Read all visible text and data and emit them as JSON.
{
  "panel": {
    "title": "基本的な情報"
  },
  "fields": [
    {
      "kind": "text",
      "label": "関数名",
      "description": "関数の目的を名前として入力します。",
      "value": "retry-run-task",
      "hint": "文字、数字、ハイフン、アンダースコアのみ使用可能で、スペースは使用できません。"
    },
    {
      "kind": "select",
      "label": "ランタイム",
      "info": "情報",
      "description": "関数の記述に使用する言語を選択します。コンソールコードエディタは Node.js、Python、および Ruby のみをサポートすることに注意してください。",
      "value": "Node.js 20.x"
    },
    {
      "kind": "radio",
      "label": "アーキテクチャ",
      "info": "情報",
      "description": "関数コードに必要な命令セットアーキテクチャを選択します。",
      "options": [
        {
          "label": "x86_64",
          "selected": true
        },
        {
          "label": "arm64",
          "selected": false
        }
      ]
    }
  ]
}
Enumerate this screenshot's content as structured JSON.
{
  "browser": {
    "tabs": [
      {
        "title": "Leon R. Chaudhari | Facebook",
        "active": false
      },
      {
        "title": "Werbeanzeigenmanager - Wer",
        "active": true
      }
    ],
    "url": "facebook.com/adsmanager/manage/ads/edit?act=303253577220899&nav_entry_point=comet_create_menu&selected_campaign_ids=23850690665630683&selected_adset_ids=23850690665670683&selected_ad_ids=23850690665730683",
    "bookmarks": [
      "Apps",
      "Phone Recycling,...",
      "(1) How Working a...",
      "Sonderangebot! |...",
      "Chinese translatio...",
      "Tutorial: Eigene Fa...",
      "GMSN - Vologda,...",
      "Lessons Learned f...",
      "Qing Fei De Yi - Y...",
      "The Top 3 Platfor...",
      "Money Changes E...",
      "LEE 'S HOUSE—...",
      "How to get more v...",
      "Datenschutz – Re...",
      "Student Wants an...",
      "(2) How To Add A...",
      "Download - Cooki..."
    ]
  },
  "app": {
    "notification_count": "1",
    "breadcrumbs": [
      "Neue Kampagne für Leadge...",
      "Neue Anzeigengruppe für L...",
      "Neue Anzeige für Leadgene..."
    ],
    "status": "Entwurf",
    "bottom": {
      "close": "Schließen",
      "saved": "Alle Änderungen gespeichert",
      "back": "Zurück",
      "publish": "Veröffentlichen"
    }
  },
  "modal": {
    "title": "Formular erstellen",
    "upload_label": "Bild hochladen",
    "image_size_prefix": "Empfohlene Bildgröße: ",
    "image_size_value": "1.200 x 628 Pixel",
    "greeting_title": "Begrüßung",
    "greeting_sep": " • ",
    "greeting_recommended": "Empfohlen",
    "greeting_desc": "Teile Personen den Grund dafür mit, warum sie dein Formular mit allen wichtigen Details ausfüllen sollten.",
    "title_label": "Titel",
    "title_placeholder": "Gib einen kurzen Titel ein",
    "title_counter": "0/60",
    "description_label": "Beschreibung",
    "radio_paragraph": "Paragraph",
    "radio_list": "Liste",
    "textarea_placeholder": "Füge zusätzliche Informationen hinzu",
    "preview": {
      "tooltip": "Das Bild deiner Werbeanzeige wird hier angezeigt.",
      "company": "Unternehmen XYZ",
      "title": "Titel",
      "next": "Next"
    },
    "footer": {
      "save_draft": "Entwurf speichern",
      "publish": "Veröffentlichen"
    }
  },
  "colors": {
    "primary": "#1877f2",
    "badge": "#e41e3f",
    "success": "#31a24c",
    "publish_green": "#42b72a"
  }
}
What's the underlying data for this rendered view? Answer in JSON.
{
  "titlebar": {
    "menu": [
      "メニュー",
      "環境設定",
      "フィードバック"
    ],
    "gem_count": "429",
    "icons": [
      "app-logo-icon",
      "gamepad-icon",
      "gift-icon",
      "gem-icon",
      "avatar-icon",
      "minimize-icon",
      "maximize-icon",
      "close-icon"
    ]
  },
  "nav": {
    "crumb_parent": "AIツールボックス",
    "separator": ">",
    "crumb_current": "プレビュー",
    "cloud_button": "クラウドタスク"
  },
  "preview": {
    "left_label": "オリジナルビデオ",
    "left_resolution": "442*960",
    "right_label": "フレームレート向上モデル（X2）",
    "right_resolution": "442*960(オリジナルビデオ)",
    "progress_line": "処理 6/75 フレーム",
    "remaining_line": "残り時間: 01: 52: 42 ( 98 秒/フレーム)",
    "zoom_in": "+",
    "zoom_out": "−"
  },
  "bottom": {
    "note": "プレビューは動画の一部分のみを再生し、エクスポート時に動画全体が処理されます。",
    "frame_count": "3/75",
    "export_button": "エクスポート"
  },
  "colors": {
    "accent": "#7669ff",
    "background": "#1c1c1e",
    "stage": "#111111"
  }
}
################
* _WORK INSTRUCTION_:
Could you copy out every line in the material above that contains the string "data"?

* _SOLUTION BELOW_:
Read all visible text and data and emit them as JSON.
What's the underlying data for this rendered view? Answer in JSON.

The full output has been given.